Putting Waste Materials to Work Butterball and Changing World Technologies

There has been a lot of talk about biomass and biofuels over the last few years, and while everyone is intrigued by the idea of producing a usable fuel alternative from waste materials or sustainable crops, the process may take more time than expected. In Carthage, Missouri, one company tried to put the process to practical use. Changing World Technologies, based in New York, in an attempt to be the first large scale biofuel refinery to use a variety of waste products, opted to incorporate some unusual materials rather than corn and soy to produce a usable fuel. Plastics that could not otherwise be recycled, garbage, glass, metal, and animal waste, were among those discarded materials that were being used.

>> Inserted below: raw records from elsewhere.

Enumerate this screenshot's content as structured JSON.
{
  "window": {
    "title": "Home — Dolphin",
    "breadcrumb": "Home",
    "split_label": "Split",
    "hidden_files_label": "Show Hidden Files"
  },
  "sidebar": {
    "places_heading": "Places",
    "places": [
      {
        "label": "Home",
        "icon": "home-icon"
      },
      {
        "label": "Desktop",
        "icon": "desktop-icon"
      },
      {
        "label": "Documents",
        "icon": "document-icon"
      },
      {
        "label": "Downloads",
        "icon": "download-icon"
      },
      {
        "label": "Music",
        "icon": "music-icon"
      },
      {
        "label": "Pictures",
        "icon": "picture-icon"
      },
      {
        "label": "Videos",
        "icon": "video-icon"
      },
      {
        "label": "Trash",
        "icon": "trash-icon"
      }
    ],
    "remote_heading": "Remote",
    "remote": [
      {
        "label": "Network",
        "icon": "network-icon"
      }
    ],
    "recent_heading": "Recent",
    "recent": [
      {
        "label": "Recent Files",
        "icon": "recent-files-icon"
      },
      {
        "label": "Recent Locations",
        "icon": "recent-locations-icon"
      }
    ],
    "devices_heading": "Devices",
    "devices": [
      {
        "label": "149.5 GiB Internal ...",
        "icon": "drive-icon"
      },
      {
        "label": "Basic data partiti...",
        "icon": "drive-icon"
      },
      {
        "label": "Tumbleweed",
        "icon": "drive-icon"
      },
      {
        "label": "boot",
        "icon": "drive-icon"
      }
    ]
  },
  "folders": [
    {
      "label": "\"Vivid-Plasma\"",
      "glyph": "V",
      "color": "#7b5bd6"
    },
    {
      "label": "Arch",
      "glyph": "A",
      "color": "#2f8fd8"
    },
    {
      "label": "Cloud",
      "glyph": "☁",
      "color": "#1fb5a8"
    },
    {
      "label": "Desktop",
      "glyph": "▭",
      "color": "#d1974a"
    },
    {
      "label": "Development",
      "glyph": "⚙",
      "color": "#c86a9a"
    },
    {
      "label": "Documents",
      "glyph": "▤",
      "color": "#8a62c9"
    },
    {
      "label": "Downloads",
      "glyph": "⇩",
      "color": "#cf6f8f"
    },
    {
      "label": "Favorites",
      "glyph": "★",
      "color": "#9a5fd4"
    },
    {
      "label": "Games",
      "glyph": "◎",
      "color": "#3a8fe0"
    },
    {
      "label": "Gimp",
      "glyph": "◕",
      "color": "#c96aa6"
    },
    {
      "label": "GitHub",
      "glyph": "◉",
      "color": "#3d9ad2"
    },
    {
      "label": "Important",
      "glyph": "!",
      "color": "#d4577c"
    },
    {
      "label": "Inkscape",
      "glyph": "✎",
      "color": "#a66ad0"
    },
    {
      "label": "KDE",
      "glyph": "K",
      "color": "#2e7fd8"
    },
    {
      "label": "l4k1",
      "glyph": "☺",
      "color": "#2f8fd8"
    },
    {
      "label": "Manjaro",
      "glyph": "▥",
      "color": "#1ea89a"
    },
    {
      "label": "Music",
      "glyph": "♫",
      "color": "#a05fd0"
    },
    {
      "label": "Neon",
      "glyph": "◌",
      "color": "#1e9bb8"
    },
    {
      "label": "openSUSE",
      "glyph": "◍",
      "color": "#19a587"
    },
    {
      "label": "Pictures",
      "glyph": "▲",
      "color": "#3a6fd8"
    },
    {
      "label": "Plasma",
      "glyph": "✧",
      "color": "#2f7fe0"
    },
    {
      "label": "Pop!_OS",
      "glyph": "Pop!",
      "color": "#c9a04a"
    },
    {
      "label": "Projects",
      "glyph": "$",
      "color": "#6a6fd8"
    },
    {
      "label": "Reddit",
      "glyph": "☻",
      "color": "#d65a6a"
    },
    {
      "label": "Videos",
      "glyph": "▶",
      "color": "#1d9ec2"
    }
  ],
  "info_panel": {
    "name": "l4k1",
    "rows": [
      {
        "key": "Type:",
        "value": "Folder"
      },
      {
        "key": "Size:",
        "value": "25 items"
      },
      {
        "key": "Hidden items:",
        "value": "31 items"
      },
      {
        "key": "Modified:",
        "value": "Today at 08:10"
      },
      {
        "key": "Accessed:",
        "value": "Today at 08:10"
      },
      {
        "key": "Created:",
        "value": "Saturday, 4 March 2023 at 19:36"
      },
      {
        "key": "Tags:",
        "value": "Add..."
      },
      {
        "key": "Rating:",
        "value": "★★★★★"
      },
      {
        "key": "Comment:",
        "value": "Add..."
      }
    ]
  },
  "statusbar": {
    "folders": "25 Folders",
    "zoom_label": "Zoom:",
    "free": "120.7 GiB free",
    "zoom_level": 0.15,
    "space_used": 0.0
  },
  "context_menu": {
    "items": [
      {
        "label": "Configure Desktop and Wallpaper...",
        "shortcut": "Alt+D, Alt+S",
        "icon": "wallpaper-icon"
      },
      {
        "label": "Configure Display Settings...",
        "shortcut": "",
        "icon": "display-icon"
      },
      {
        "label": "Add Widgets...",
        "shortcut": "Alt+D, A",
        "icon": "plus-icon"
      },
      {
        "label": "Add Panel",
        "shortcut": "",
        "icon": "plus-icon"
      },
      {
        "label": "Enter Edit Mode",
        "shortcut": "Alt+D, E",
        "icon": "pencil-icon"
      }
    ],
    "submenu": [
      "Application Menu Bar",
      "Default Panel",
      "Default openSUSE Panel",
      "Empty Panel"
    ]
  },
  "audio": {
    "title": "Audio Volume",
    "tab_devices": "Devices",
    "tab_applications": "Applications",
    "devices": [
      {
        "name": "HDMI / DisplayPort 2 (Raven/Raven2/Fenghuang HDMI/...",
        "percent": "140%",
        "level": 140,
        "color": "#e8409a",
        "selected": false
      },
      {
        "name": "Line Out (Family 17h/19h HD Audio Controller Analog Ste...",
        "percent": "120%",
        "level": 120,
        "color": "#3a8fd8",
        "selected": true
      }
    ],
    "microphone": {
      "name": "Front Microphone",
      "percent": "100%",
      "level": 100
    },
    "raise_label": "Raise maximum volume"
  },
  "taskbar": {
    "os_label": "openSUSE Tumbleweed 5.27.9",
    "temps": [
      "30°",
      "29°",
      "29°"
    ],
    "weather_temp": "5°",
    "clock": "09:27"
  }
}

One major contributor to the mix came from an unlikely source. Close to the Changing World Technologies facility, ConAgra Foods’ Butterball Turkey slaughterhouse produced an abundance of turkey residue and innards that needed to be disposed of, and they were all too happy to sell them to the biofuel facility. For Butterball, this was a winning situation, since they could sell the feathers, heads, and guts of their turkeys to Changing World Technologies for a higher price than a rendering plant would pay. In fact, the situation  worked out so well for Butterball that they soon planned on selling their waste materials to other biofuel plants across the country. By pre-separating the fats and oils, They can make their waste more easily used in fuel production.

In contrast to some biofuels, Changing World Technologies, because they threw everything into the mix, produced a thicker fuel which was not well accepted and difficult to sell at best. Overall, it actually cost more to produce than it sold for. In the first quarter of 2008, the company lost over $5 million, which at the time was considered acceptable for a fledgling business. However, by 2009, they had filed for bankruptcy, and later closed their Carthage facility.

Everyone agrees that companies such as CWT are on the right track in proposing creative uses for otherwise discarded materials, and certainly it is well known that fats can produce fuel, however, it will take some time and further technology apparently to come up with a usable and affordable form. The research will undoubtedly continue and companies like Butterball that have valuable waste material may be able to put every part of their product to good use.